Isn't this a lovely flower?
</p>
<script src="foo.js" />
</body>
</html> 

Here we’ve added the XML name space with the xmlns attribute, to let the browser know that we’re using the stricter syntax. We’ve also self-closed the tags for our empty or void elements, meta and img. According to the rules of XML and XHTML, all elements must be closed either with an end tag or by self-closing with a space, slash, and a right-pointing angle bracket (/>).

In this example, we have also self-closed our script tag. We could also have used a normal </script> tag, as we’ve done with our other elements. The script element is a little bit of an oddball. You can embed scripting within your documents by placing it between script start and end tags. When you do this, you must include an end tag.

However, you can also link to an external script file using a script tag and the src attribute. If you do so, and serve your pages as text/html, you must use a closing </script> tag. If you serve your pages as application/xml+xhtml, you may also use the self-closing syntax.

Don’t forget: in order for the browser to parse this document according to XML/XHTML rules, our document must be sent from the server with a Contenttype: application/xml+xhtml response header. In fact, including this header will trigger XHTML5 parsing in conforming browsers even if the DOCTYPE is missing.

Configuring Your Server
In order for your web server or application to send the Content-type: application/xml+xhtml response header, it must be configured to do so. If you’re using a web host, there’s a good chance your web host has done this already for files with an .xhtml extension. Here you would just need to rename hi.html to hi.xhtml. If that doesn’t work, consult your web server documentation.

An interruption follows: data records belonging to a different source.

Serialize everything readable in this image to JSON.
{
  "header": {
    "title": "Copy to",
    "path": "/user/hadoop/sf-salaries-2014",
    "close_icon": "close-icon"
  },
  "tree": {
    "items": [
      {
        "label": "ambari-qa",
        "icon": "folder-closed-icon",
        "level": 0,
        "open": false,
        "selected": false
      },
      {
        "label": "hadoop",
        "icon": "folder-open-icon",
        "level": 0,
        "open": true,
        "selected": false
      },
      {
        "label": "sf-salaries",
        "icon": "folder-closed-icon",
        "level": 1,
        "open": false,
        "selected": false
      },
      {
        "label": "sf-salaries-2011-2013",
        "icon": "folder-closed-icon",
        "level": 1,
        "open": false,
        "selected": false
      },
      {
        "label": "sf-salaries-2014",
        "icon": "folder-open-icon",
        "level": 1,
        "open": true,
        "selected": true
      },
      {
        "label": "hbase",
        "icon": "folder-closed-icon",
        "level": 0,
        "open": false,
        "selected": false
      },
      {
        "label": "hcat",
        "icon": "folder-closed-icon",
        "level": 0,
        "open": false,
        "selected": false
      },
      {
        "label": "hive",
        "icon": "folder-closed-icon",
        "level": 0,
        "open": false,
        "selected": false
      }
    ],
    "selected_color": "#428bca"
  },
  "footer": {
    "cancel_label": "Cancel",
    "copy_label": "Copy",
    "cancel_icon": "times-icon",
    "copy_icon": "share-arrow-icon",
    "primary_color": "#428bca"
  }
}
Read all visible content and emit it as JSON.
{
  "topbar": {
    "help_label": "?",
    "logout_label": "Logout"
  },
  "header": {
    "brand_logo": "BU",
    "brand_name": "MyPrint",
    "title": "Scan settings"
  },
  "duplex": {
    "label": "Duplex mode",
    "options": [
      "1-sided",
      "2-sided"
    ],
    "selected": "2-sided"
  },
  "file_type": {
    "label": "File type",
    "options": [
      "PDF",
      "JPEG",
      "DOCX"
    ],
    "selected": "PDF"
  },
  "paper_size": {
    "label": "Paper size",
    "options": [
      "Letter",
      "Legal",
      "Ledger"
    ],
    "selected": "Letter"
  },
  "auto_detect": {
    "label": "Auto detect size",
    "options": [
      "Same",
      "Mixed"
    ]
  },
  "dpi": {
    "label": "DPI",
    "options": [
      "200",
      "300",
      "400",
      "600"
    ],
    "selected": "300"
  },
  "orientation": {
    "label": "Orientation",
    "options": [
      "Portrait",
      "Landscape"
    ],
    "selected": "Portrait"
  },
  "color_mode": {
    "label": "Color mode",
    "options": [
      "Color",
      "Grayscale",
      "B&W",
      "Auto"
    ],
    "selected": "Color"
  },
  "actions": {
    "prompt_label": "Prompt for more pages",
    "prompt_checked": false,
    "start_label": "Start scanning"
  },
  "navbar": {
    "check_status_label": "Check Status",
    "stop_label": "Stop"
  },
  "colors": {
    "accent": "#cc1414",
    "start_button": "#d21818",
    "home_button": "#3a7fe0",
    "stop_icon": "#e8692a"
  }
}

As you may have realized, XML parsing rules are more persnickety. It’s much easier to use the text/html MIME type and its looser HTML syntax.